In Perl or Python I can define modules -- separate program files -- that are themselves defined in Perl or Python. I don't need to compile or link them. There's no comparable way for a self-compiling Java source file to run another Java source file -- except by invoking the compiler explicitly.

The fact is that real scripting languages are good at this kind of thing -- they're good at (a) working with the platform, and (b) assembling a complex program from modules written in the same scripting language. A self-compiling Java script can run additional Java modules -- but they have to be compiled first. If the application allows for compiling some Java, there seems to be little to gain by not compiling all Java.

It's no accident that Perl is regularly voted the most hated programming language by developers, but there's no doubt that it's very good at the kinds of things it was designed to do.

In principle, where the new auto-compilation feature could be useful is in education. Auto-compilation makes Java quite access to experiment with -- but not as accessible as Python, because the student still has to content with the Java boilerplate.

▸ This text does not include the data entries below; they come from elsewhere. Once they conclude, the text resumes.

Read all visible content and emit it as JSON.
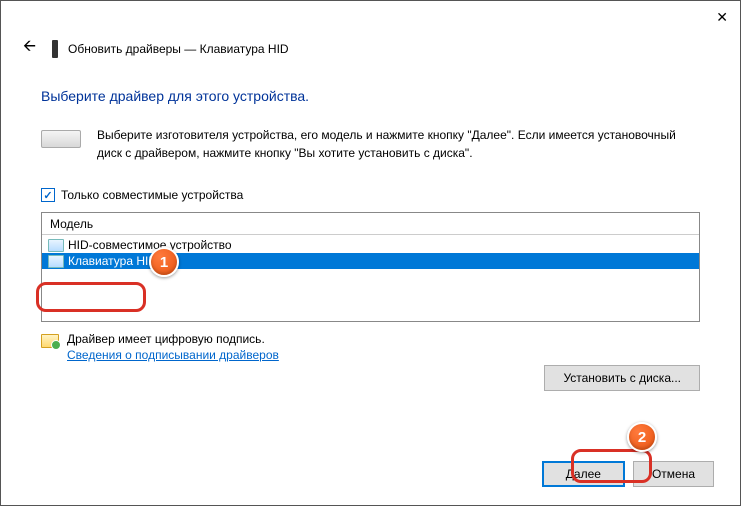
{
  "header": {
    "title": "Обновить драйверы — Клавиатура HID"
  },
  "page": {
    "title": "Выберите драйвер для этого устройства.",
    "instruction": "Выберите изготовителя устройства, его модель и нажмите кнопку \"Далее\". Если имеется установочный диск с драйвером, нажмите кнопку \"Вы хотите установить с диска\"."
  },
  "checkbox": {
    "label": "Только совместимые устройства"
  },
  "model": {
    "header": "Модель",
    "items": [
      "HID-совместимое устройство",
      "Клавиатура HID"
    ]
  },
  "signed": {
    "title": "Драйвер имеет цифровую подпись.",
    "link": "Сведения о подписывании драйверов"
  },
  "buttons": {
    "install_disk": "Установить с диска...",
    "next": "Далее",
    "cancel": "Отмена"
  },
  "badges": {
    "b1": "1",
    "b2": "2"
  }
}
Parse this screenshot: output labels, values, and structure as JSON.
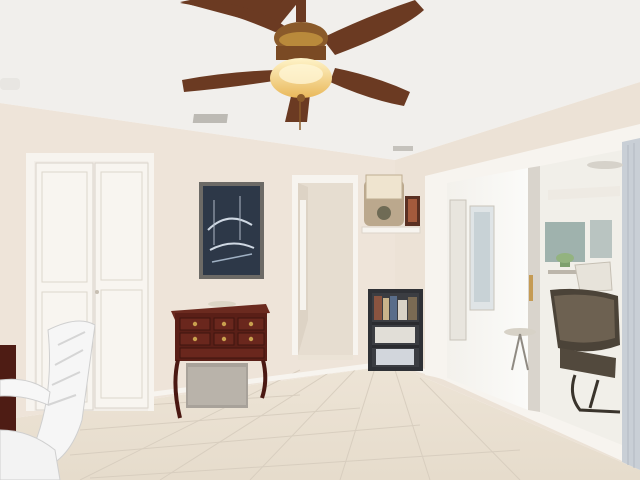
{
  "scene": {
    "subject": "interior-room",
    "elements": [
      "ceiling-fan",
      "closet-bifold-door",
      "framed-artwork",
      "hallway-doorway",
      "wall-shelf-with-basket",
      "small-bookshelf",
      "sliding-glass-door",
      "lanai-patio-chair",
      "dark-wood-dresser",
      "white-office-chair",
      "tile-floor"
    ],
    "colors": {
      "ceiling": "#f1efec",
      "walls": "#efe6dc",
      "floor_tile": "#eee6d9",
      "trim": "#f7f4ef",
      "wood_dark": "#5a1f17",
      "fan_blade": "#6b3a22",
      "fan_light": "#f5d98a",
      "lanai_light": "#f8f7f3"
    }
  }
}
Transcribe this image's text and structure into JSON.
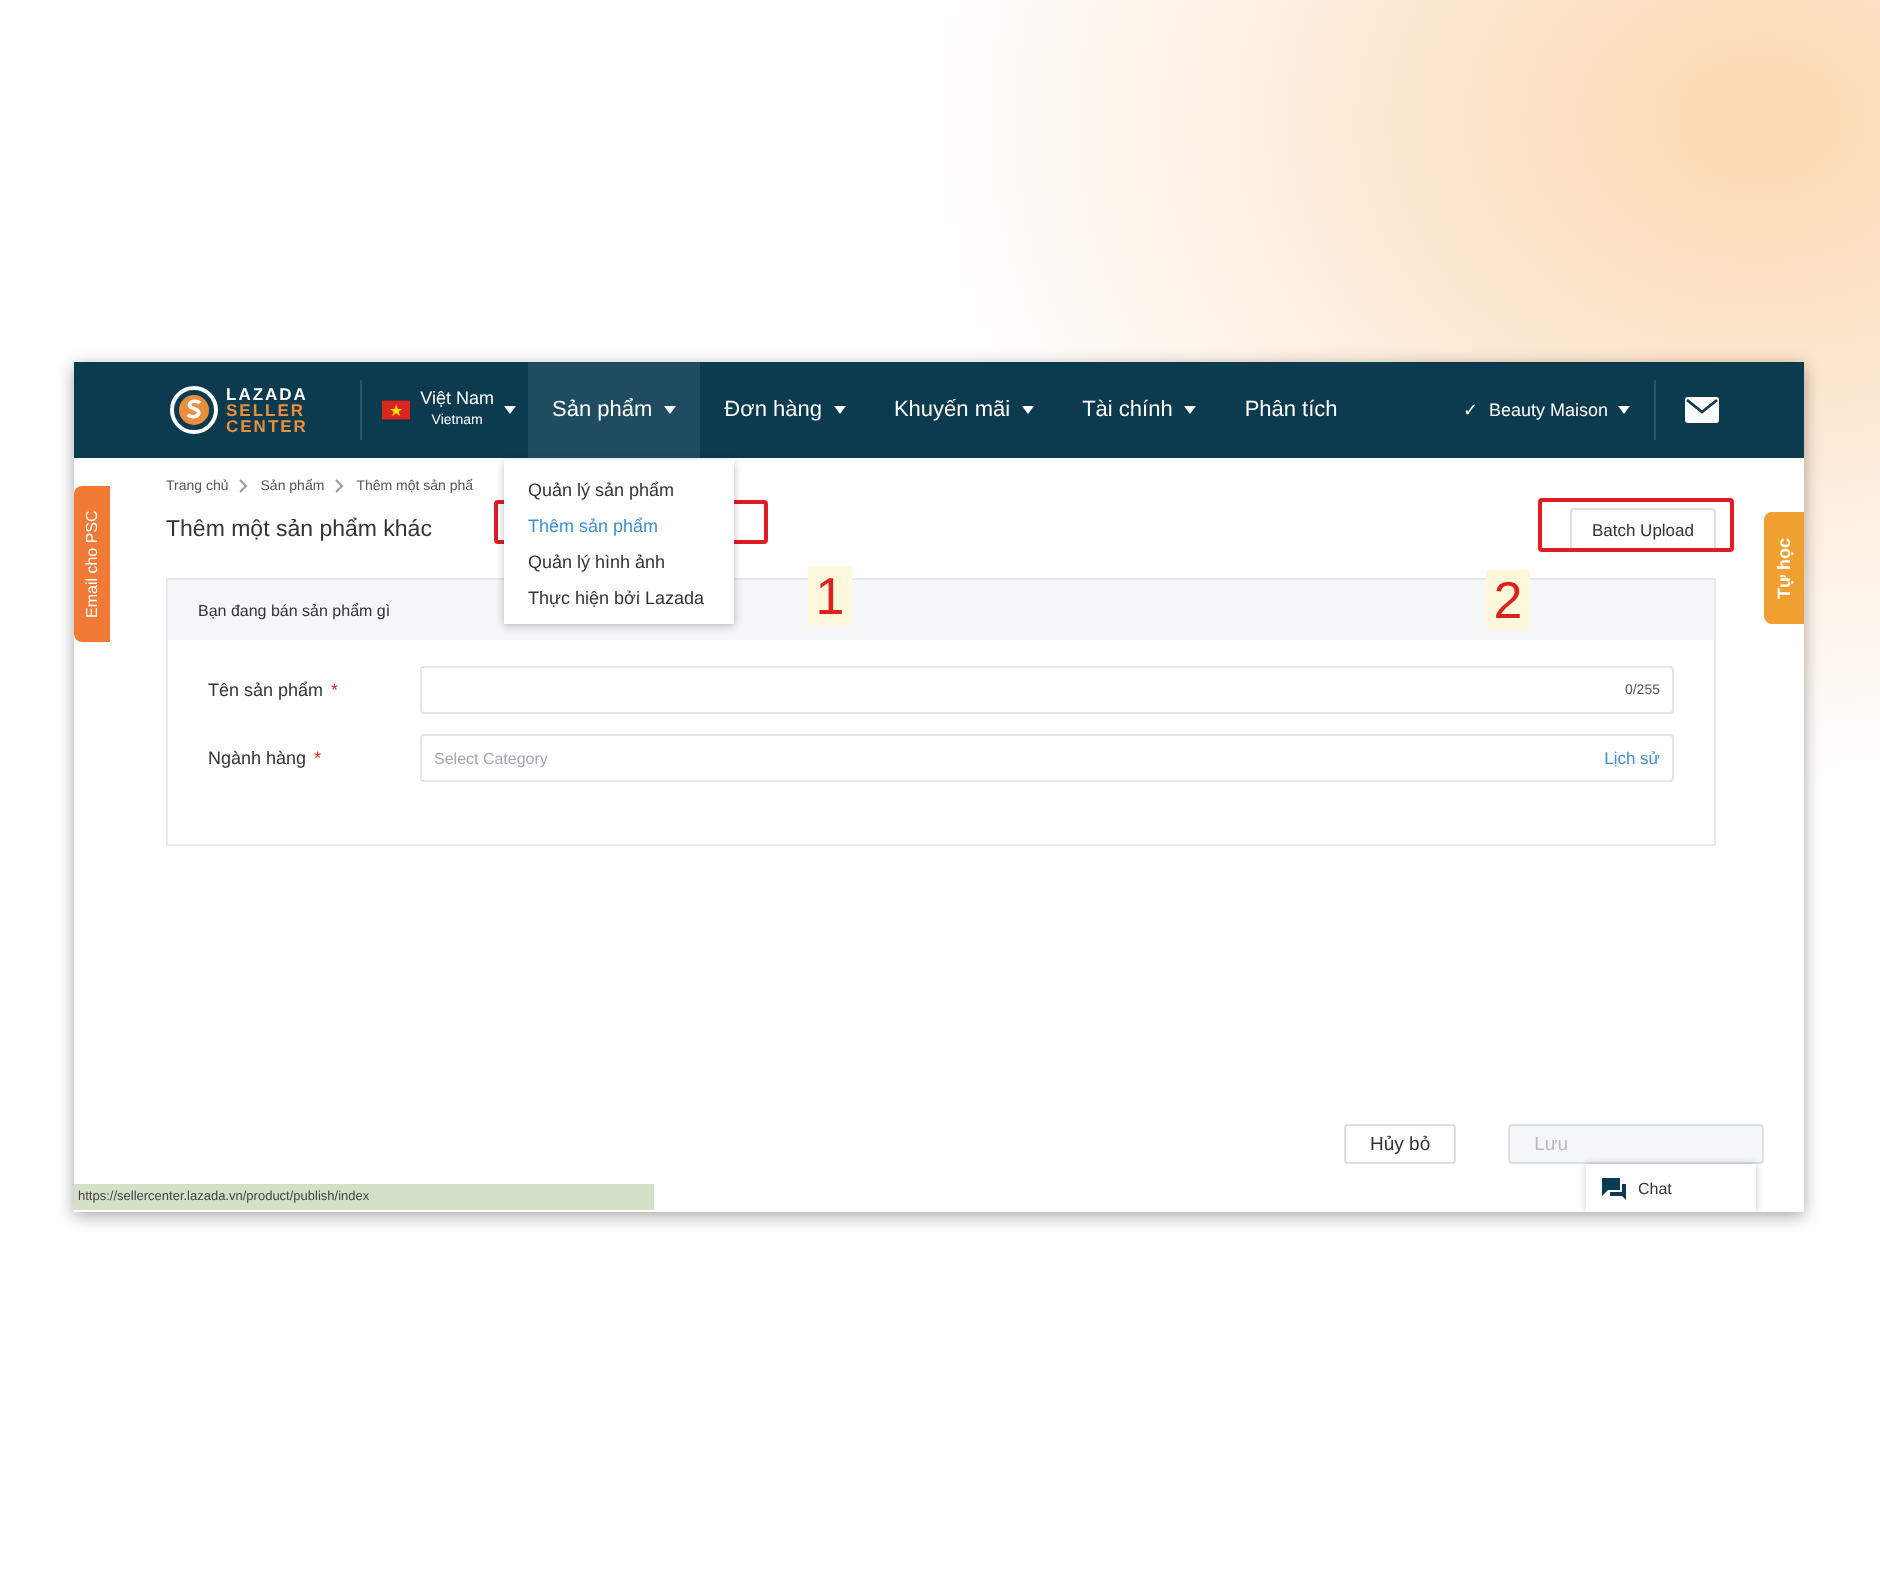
{
  "nav": {
    "logo": [
      "LAZADA",
      "SELLER",
      "CENTER"
    ],
    "country": {
      "name": "Việt Nam",
      "sub": "Vietnam"
    },
    "menus": [
      {
        "label": "Sản phẩm",
        "selected": true,
        "dropdown": true
      },
      {
        "label": "Đơn hàng",
        "selected": false,
        "dropdown": true
      },
      {
        "label": "Khuyến mãi",
        "selected": false,
        "dropdown": true
      },
      {
        "label": "Tài chính",
        "selected": false,
        "dropdown": true
      },
      {
        "label": "Phân tích",
        "selected": false,
        "dropdown": false
      }
    ],
    "account": {
      "check": "✓",
      "name": "Beauty Maison"
    }
  },
  "menu_dropdown": {
    "items": [
      {
        "label": "Quản lý sản phẩm",
        "selected": false
      },
      {
        "label": "Thêm sản phẩm",
        "selected": true
      },
      {
        "label": "Quản lý hình ảnh",
        "selected": false
      },
      {
        "label": "Thực hiện bởi Lazada",
        "selected": false
      }
    ]
  },
  "breadcrumb": [
    "Trang chủ",
    "Sản phẩm",
    "Thêm một sản phẩ"
  ],
  "page_title": "Thêm một sản phẩm khác",
  "batch_button": "Batch Upload",
  "side_tabs": {
    "left": "Email cho PSC",
    "right": "Tự học"
  },
  "form": {
    "header": "Bạn đang bán sản phẩm gì",
    "fields": [
      {
        "kind": "text",
        "label": "Tên sản phẩm",
        "required_mark": "*",
        "counter": "0/255"
      },
      {
        "kind": "select",
        "label": "Ngành hàng",
        "required_mark": "*",
        "placeholder": "Select Category",
        "link": "Lịch sử"
      }
    ]
  },
  "footer": {
    "buttons": [
      {
        "label": "Hủy bỏ",
        "disabled": false
      },
      {
        "label": "Lưu",
        "disabled": true
      }
    ]
  },
  "chat": "Chat",
  "status_url": "https://sellercenter.lazada.vn/product/publish/index",
  "annotations": [
    {
      "number": "1"
    },
    {
      "number": "2"
    }
  ]
}
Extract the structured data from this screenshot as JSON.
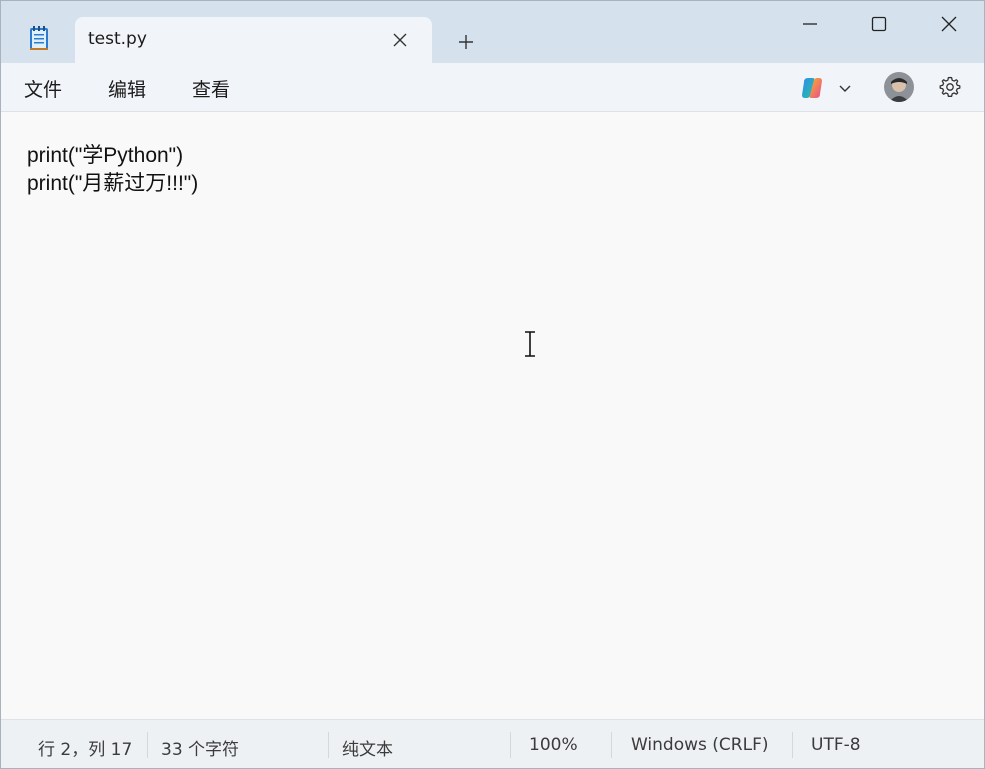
{
  "tab": {
    "title": "test.py"
  },
  "menu": [
    "文件",
    "编辑",
    "查看"
  ],
  "editor": {
    "lines": [
      "print(\"学Python\")",
      "print(\"月薪过万!!!\")"
    ]
  },
  "status": {
    "position": "行 2，列 17",
    "char_count": "33 个字符",
    "format": "纯文本",
    "zoom": "100%",
    "line_ending": "Windows (CRLF)",
    "encoding": "UTF-8"
  },
  "colors": {
    "titlebar": "#d5e2ee",
    "tab_active": "#f1f5f9",
    "editor_bg": "#f9f9f9",
    "statusbar": "#eef1f4"
  },
  "icons": [
    "notepad-icon",
    "close-icon",
    "plus-icon",
    "minimize-icon",
    "maximize-icon",
    "window-close-icon",
    "copilot-icon",
    "chevron-down-icon",
    "gear-icon",
    "text-cursor-icon"
  ]
}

Moreover, beyond primary education, is it too much to ask, that a potential programmer should know what a compiler does? Is typing javac followed by java really all that much less comprehensible than just typing java?

For all that, I can see a role for auto-compilation in an educational setting. I don't really see Java replacing Perl for one-off system administration tasks, and that doesn't seem to be the focus of the new features. These features are interesting, and time will tell whether they prove to be useful.